Assignment: Look for "tmux" in each line of the records, and copy the lines that have it.

Element data from apps and pages:
--------------------------------------------------

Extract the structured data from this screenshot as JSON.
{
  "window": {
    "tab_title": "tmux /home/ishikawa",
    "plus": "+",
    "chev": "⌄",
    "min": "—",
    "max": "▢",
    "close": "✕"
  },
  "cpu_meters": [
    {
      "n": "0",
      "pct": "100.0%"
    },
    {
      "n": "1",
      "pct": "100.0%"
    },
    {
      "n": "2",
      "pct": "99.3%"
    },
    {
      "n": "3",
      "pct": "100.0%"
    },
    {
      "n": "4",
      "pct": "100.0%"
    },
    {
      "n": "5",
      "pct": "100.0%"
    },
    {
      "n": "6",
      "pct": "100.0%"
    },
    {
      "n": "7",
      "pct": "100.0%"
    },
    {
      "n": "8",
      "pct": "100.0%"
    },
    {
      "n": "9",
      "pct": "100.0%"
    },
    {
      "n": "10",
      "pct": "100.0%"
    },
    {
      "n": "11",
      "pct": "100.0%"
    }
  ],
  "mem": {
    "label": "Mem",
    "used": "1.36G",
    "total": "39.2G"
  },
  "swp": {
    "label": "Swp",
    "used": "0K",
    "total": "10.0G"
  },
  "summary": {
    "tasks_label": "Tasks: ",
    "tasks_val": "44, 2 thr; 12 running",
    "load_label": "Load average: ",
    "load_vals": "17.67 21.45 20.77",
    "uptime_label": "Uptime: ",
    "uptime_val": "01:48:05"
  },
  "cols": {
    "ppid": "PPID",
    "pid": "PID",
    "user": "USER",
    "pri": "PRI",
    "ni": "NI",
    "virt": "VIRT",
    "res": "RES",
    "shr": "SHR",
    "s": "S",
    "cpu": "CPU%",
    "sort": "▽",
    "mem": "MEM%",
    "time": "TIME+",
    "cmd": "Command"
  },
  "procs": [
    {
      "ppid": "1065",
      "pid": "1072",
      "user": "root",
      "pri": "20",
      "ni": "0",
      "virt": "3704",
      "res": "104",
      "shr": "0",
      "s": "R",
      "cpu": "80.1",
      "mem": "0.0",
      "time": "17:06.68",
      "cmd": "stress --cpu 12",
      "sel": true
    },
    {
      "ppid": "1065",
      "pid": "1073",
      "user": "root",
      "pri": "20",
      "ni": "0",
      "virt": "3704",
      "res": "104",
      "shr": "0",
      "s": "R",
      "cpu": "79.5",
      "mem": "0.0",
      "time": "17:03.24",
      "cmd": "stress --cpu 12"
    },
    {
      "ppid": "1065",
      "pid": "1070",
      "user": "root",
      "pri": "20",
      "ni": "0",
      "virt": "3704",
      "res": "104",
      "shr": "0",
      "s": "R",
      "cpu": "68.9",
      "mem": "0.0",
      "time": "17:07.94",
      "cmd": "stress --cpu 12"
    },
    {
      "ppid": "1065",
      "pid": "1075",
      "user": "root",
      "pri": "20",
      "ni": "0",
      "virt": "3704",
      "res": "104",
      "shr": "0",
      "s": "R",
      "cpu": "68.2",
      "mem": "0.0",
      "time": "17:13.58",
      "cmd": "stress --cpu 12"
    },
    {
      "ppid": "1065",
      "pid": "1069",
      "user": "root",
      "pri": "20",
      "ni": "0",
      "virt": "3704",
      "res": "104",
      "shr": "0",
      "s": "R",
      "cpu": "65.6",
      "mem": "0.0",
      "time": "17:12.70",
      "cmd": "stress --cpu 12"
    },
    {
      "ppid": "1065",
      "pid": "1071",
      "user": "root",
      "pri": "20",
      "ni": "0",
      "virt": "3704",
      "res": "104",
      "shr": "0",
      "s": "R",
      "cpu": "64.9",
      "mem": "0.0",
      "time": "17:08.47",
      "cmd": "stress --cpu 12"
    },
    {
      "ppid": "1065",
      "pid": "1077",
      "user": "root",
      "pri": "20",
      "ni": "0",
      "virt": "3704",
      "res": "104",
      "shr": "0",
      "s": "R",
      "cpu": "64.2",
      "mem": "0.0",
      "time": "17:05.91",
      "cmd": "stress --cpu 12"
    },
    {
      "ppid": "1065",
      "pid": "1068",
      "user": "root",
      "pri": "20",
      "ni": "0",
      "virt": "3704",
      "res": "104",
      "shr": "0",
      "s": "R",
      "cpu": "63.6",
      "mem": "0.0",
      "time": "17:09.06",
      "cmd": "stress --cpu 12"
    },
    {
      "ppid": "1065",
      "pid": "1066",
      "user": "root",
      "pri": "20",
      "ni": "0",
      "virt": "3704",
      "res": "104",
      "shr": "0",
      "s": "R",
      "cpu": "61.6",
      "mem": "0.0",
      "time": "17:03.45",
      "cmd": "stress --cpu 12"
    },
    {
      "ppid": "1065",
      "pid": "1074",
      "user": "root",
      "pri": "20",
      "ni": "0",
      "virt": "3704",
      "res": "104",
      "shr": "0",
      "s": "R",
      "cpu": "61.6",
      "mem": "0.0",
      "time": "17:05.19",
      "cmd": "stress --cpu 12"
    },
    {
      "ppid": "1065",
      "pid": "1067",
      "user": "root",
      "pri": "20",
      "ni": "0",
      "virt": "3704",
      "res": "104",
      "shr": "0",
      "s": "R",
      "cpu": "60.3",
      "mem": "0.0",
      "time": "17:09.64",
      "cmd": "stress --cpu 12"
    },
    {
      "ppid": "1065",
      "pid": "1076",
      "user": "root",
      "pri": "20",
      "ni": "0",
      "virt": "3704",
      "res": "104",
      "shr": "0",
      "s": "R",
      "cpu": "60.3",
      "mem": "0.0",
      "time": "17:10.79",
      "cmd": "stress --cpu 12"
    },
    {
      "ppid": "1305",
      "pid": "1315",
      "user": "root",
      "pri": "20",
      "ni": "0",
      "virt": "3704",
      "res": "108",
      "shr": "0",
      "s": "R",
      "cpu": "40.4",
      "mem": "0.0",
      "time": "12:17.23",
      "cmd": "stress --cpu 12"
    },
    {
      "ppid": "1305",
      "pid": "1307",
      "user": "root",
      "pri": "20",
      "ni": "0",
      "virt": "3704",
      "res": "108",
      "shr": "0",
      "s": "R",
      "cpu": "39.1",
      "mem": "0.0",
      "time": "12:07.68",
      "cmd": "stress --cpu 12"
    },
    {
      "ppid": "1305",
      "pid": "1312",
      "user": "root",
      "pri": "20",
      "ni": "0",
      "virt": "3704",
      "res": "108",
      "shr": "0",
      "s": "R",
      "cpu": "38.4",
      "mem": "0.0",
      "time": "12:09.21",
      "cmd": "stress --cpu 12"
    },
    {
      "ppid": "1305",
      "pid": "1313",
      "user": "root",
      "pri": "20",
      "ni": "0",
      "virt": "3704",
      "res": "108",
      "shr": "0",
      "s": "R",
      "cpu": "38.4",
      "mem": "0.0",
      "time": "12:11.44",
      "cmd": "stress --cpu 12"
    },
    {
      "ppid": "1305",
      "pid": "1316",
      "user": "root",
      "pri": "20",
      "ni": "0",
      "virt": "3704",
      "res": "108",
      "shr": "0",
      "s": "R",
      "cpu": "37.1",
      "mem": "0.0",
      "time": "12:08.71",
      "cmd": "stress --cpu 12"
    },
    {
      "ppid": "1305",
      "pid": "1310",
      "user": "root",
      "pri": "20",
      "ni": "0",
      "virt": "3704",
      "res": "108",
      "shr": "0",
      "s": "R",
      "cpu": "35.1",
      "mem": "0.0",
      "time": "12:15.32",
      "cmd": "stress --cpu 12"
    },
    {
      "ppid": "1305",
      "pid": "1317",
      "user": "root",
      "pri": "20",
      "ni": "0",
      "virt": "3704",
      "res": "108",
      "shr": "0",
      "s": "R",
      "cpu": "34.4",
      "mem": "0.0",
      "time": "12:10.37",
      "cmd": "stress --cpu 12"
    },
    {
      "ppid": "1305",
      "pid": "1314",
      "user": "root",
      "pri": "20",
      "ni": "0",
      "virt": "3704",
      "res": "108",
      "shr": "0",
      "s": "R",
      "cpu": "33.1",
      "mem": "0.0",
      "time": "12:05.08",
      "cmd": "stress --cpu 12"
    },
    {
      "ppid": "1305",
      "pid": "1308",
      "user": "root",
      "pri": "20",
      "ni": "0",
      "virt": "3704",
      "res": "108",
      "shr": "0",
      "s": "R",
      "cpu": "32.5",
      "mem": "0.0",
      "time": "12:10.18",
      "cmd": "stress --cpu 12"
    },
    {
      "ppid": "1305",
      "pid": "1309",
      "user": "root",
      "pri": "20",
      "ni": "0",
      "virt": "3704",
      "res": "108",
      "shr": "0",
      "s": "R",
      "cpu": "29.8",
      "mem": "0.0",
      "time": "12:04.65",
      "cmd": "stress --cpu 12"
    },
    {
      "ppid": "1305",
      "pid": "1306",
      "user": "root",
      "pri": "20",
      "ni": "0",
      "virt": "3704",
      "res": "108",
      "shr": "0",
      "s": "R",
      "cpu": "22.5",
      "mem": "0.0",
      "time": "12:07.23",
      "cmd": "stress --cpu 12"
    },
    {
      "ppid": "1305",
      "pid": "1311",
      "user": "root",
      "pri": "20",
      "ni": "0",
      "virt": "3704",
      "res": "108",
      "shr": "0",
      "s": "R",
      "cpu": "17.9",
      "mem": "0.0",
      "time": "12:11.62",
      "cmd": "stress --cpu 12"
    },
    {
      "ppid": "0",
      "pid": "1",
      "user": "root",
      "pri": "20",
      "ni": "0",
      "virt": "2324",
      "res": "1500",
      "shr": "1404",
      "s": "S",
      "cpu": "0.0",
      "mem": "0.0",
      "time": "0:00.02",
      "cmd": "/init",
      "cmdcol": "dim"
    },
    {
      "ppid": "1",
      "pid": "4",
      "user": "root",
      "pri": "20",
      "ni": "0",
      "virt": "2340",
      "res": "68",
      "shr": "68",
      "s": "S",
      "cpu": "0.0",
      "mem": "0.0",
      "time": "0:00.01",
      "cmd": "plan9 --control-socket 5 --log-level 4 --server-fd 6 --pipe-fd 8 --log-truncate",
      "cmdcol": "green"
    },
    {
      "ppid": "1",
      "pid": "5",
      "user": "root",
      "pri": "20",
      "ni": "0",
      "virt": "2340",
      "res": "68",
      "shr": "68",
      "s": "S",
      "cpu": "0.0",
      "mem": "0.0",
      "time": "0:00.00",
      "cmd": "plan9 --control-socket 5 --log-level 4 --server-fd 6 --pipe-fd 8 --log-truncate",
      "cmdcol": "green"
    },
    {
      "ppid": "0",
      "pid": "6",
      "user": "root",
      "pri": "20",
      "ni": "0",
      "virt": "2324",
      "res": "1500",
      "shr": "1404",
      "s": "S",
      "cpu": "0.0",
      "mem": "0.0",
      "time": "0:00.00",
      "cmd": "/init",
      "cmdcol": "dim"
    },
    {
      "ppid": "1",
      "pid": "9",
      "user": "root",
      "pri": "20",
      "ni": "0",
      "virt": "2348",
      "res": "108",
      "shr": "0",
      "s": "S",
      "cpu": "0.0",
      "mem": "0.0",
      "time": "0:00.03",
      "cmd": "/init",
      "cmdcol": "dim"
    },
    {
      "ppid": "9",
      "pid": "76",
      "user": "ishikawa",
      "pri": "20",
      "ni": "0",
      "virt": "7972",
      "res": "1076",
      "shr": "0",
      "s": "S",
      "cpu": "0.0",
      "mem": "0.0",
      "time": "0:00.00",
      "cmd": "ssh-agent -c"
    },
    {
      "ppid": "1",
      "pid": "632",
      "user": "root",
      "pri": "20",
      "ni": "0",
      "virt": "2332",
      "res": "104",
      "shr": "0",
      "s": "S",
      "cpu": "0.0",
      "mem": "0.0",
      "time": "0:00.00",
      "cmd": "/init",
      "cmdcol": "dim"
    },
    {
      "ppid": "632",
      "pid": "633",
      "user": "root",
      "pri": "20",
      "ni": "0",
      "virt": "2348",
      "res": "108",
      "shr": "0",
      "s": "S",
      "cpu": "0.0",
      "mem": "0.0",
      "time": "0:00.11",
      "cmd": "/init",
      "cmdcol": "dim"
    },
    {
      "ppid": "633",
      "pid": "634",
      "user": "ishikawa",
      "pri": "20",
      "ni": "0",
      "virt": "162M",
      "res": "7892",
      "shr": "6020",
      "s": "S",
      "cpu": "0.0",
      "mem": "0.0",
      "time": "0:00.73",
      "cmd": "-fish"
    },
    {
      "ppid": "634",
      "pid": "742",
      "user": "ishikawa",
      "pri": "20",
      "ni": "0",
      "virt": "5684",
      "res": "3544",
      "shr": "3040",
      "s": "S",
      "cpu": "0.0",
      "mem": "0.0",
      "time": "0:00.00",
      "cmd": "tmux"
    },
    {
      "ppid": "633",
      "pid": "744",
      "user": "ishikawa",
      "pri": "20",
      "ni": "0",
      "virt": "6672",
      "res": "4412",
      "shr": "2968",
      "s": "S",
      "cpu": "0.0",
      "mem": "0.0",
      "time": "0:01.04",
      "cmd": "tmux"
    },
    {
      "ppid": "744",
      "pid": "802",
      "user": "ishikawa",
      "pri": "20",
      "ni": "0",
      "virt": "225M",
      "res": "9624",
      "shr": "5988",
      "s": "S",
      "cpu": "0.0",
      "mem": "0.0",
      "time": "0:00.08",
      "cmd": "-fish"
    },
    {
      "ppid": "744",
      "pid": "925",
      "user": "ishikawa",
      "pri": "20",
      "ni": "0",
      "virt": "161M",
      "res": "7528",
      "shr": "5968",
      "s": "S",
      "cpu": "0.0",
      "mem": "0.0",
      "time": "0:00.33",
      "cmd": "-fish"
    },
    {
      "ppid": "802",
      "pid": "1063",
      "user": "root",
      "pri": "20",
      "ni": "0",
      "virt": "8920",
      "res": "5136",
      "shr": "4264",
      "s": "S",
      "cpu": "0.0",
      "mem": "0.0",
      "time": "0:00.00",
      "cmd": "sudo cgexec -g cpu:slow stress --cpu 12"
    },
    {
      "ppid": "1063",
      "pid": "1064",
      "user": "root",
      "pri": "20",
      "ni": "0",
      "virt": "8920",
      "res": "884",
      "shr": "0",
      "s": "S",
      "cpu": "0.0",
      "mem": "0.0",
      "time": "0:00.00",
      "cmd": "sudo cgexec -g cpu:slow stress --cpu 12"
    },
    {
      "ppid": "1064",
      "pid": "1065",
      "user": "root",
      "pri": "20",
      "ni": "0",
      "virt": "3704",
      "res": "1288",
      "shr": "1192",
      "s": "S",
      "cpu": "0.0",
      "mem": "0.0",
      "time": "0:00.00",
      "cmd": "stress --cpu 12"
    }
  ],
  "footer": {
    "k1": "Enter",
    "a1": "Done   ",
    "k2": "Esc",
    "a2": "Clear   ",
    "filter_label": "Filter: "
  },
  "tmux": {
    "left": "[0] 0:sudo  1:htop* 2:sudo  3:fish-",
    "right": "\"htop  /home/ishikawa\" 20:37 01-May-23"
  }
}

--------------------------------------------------

Problem solution:
    "tab_title": "tmux /home/ishikawa",
      "cmd": "tmux"
      "cmd": "tmux"
  "tmux": {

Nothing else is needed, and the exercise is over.